Only an exact retyping of all the entries counts as an answer.

======

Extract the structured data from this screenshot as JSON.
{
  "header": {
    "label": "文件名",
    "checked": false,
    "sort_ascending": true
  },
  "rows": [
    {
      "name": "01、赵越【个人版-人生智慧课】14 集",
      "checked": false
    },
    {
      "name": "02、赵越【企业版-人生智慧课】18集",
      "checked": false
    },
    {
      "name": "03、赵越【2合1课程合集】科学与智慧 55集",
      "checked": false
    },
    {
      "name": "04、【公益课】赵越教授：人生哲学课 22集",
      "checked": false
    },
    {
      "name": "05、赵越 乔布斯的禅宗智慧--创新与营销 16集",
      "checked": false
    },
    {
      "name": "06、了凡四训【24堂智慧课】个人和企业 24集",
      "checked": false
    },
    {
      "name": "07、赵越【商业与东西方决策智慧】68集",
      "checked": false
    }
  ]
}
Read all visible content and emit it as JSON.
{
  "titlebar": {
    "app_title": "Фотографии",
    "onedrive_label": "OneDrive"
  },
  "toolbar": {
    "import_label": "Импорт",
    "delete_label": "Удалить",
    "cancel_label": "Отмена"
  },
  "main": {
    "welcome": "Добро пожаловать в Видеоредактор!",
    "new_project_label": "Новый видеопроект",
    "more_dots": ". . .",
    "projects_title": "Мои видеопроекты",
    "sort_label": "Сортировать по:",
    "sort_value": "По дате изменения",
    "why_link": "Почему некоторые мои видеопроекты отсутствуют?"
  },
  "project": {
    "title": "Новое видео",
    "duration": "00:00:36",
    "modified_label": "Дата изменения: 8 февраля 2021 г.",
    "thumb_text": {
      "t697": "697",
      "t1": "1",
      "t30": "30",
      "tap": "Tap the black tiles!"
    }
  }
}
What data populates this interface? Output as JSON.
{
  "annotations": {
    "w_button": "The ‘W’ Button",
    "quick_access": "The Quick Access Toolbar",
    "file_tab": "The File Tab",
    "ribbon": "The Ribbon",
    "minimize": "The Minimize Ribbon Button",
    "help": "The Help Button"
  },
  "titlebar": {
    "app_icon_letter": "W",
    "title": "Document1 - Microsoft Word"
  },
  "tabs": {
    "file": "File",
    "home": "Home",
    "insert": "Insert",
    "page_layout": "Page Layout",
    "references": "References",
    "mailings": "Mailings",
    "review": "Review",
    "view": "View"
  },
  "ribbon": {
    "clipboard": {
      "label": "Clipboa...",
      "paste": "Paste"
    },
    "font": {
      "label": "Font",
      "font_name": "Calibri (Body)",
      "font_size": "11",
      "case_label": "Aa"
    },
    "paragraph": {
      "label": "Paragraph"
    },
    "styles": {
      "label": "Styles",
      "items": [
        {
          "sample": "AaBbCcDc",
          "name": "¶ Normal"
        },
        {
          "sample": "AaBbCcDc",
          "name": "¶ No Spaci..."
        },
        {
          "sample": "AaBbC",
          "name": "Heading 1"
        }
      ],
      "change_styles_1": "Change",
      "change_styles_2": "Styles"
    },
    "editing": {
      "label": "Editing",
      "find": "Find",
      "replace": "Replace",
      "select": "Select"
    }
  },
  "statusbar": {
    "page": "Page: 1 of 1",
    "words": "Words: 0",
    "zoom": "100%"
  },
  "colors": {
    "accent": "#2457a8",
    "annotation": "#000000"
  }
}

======

**ANSWER SPACE**.
Extract the structured data from this screenshot as JSON.
{
  "header": {
    "label": "文件名",
    "checked": false,
    "sort_ascending": true
  },
  "rows": [
    {
      "name": "01、赵越【个人版-人生智慧课】14 集",
      "checked": false
    },
    {
      "name": "02、赵越【企业版-人生智慧课】18集",
      "checked": false
    },
    {
      "name": "03、赵越【2合1课程合集】科学与智慧 55集",
      "checked": false
    },
    {
      "name": "04、【公益课】赵越教授：人生哲学课 22集",
      "checked": false
    },
    {
      "name": "05、赵越 乔布斯的禅宗智慧--创新与营销 16集",
      "checked": false
    },
    {
      "name": "06、了凡四训【24堂智慧课】个人和企业 24集",
      "checked": false
    },
    {
      "name": "07、赵越【商业与东西方决策智慧】68集",
      "checked": false
    }
  ]
}
Read all visible content and emit it as JSON.
{
  "titlebar": {
    "app_title": "Фотографии",
    "onedrive_label": "OneDrive"
  },
  "toolbar": {
    "import_label": "Импорт",
    "delete_label": "Удалить",
    "cancel_label": "Отмена"
  },
  "main": {
    "welcome": "Добро пожаловать в Видеоредактор!",
    "new_project_label": "Новый видеопроект",
    "more_dots": ". . .",
    "projects_title": "Мои видеопроекты",
    "sort_label": "Сортировать по:",
    "sort_value": "По дате изменения",
    "why_link": "Почему некоторые мои видеопроекты отсутствуют?"
  },
  "project": {
    "title": "Новое видео",
    "duration": "00:00:36",
    "modified_label": "Дата изменения: 8 февраля 2021 г.",
    "thumb_text": {
      "t697": "697",
      "t1": "1",
      "t30": "30",
      "tap": "Tap the black tiles!"
    }
  }
}
What data populates this interface? Output as JSON.
{
  "annotations": {
    "w_button": "The ‘W’ Button",
    "quick_access": "The Quick Access Toolbar",
    "file_tab": "The File Tab",
    "ribbon": "The Ribbon",
    "minimize": "The Minimize Ribbon Button",
    "help": "The Help Button"
  },
  "titlebar": {
    "app_icon_letter": "W",
    "title": "Document1 - Microsoft Word"
  },
  "tabs": {
    "file": "File",
    "home": "Home",
    "insert": "Insert",
    "page_layout": "Page Layout",
    "references": "References",
    "mailings": "Mailings",
    "review": "Review",
    "view": "View"
  },
  "ribbon": {
    "clipboard": {
      "label": "Clipboa...",
      "paste": "Paste"
    },
    "font": {
      "label": "Font",
      "font_name": "Calibri (Body)",
      "font_size": "11",
      "case_label": "Aa"
    },
    "paragraph": {
      "label": "Paragraph"
    },
    "styles": {
      "label": "Styles",
      "items": [
        {
          "sample": "AaBbCcDc",
          "name": "¶ Normal"
        },
        {
          "sample": "AaBbCcDc",
          "name": "¶ No Spaci..."
        },
        {
          "sample": "AaBbC",
          "name": "Heading 1"
        }
      ],
      "change_styles_1": "Change",
      "change_styles_2": "Styles"
    },
    "editing": {
      "label": "Editing",
      "find": "Find",
      "replace": "Replace",
      "select": "Select"
    }
  },
  "statusbar": {
    "page": "Page: 1 of 1",
    "words": "Words: 0",
    "zoom": "100%"
  },
  "colors": {
    "accent": "#2457a8",
    "annotation": "#000000"
  }
}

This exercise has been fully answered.